South Korea on Monday unveiled its road map for a “return to normal,” about a year and nine months since the first case of COVID-19 was confirmed here.
The government COVID-19 response headquarters, comprising several ministries and the Korea Disease Control and Prevention Agency, said social distancing restrictions and other public health precautions will be lifted on a phased basis stretching over a dozen weeks.
The timeline put forth shows Korea will be entering phase one on Nov. 1, and then phase two on Dec. 13 to get to phase three on Jan. 24 next year. In the third and the final phase, all COVID-19 restrictions on businesses and personal interactions will end.
Each phase will last four weeks, with a grace period of up to two weeks. Depending on metrics such as hospital bed availability and intensive care patient counts, moving on to the next phase may be put off.
The headquarters, citing Bank of Korea projections, said maintaining the existing social distancing practices could cost Korea 13 trillion won ($11.12 billion) per month, which is tantamount to a loss of about 8 percent of yearly GDP.
The accrued socioeconomic costs of the pandemic-related restrictions, especially the devastation of small businesses, as well as the progress in vaccination rates and the consequent decline in deaths from COVID-19 provided the rationale for turning the tide, it said.
In the initial phase of Korea’s recovery from the pandemic, which will center on restoring normal operations for businesses, the changes due are as follows.
Regulations impacting businesses will be “minimal,” the headquarters said. Most businesses will no longer be required to close their doors by a certain hour. Restaurants, movie theaters, gyms and other “high-risk” venues that were subject to varying nighttime curfews can stay open 24 hours a day. Nightlife establishments, on the other hand, need to close by midnight.

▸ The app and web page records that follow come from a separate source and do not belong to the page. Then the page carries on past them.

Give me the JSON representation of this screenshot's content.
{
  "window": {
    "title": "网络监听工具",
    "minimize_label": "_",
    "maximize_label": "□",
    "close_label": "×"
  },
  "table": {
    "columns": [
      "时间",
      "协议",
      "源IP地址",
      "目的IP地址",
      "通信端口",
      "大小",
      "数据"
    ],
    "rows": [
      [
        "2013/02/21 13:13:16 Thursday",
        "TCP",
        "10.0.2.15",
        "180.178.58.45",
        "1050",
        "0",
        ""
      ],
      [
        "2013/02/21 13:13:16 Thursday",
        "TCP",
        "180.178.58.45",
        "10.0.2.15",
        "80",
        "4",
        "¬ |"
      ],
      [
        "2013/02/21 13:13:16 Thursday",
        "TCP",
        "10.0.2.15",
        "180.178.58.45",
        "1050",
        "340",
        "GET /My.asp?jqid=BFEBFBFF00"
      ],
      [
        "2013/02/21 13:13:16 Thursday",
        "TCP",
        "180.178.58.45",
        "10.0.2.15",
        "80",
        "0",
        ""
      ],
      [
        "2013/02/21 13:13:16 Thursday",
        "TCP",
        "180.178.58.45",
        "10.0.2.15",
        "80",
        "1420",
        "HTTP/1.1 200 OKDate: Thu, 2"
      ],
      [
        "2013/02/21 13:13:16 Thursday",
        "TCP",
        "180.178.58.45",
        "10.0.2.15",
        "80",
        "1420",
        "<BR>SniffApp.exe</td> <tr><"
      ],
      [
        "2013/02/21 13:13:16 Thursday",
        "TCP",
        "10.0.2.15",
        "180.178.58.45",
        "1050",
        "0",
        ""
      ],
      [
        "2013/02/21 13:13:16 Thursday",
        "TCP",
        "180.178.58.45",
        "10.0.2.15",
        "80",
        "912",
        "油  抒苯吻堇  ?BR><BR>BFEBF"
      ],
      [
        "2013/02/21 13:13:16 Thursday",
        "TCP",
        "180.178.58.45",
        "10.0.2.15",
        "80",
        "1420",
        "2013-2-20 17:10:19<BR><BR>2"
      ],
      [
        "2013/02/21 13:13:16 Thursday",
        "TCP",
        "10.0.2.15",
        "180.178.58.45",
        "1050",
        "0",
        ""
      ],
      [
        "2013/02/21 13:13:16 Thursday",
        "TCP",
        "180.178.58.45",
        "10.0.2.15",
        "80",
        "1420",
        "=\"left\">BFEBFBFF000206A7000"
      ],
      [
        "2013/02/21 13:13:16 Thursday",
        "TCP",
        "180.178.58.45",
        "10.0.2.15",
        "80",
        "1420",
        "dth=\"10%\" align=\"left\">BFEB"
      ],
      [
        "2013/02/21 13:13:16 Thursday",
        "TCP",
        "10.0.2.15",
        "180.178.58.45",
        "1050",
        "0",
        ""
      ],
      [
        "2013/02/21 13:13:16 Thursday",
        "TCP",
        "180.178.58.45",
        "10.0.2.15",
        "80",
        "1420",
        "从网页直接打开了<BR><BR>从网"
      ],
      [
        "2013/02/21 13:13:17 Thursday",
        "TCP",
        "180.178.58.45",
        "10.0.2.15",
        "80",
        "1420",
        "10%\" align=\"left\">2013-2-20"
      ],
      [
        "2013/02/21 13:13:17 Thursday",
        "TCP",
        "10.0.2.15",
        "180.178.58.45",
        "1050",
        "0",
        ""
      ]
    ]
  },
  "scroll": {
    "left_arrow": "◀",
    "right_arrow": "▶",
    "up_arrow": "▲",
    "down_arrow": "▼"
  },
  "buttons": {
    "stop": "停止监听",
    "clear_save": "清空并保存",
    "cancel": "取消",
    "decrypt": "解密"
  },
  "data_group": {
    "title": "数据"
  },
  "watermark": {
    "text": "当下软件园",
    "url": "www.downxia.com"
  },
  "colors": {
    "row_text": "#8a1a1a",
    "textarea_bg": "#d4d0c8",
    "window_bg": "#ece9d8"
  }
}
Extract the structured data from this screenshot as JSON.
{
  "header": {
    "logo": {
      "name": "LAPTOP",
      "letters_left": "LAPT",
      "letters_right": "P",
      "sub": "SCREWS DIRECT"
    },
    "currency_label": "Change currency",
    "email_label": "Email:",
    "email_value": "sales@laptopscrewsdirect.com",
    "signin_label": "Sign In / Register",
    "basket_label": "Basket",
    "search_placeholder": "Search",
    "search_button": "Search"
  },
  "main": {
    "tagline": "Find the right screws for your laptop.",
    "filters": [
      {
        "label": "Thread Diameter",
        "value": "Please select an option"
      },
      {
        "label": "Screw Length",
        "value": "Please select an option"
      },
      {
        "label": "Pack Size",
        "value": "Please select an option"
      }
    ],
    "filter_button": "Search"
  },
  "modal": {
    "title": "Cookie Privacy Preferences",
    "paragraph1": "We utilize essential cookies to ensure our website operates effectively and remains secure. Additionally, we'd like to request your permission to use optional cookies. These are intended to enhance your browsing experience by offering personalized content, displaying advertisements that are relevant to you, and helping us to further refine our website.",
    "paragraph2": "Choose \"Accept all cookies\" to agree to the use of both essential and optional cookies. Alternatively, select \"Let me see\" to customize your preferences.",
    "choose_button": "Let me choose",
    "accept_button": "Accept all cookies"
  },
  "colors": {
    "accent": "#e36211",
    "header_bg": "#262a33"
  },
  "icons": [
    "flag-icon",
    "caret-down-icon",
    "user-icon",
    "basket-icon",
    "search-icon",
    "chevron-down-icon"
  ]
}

At these venues considered to pose an “increased risk of contagion,” visitors will be asked to present proof of vaccination or negative PCR test results. Nightlife establishments are the only type of venue where unvaccinated people won’t be allowed even if they are negative and medically exempt from vaccination.
Minors under 18 and people who cannot be vaccinated for medical reasons do not need to provide proof of vaccination or a negative test.
Up to 10 people at a time will be able to meet up without having to show vaccination records or negative test results -- except at food outlets, where unvaccinated people won’t be able to gather in groups as large.
Large celebrations and rallies can entertain up to 100 people regardless of whether they are vaccinated. Among people who are fully vaccinated, as many as 500 can be accommodated.
Mask orders and QR code-based identification will stay for some time, however.
Wearing masks will continue to be mandatory indoors at least through the first and second phases. Letting go of masks may be possible in the last phase, the headquarters hinted.
For contact tracing purposes, people will be asked to scan smartphone-generated QR codes containing information such as resident registration numbers and vaccination status at all public places.
The pursuit of a return normal will proceed as planned unless there emerge “signs of a health care system collapse,” which the headquarters has defined as an 80 percent COVID-19 bed occupancy.
To alleviate the load on hospitals, at-home care, which has been the default arrangement for patients younger than 70 since late September, will be gradually expanded to patients of all ages with mild or no symptoms at the time of diagnosis. Admission to hospitals or other health care facilities will be reserved for patients with severe to critical illness.
Korea Disease Control and Prevention Agency Commissioner Jeong Eun-kyeong said in an address to the public that as the recovery phase of the pandemic unfolds, a rise in patient numbers was expected. Although more than 70 percent of the population is now fully vaccinated, there were some 10 million that have not received a first dose.
Despite all Jeong said now was time for Korea “to tread carefully on the road back to normal.” “COVID-19 could not be eradicated, but we need to find ways to safely coexist,” she said.
By Kim Arin (firstname.lastname@example.org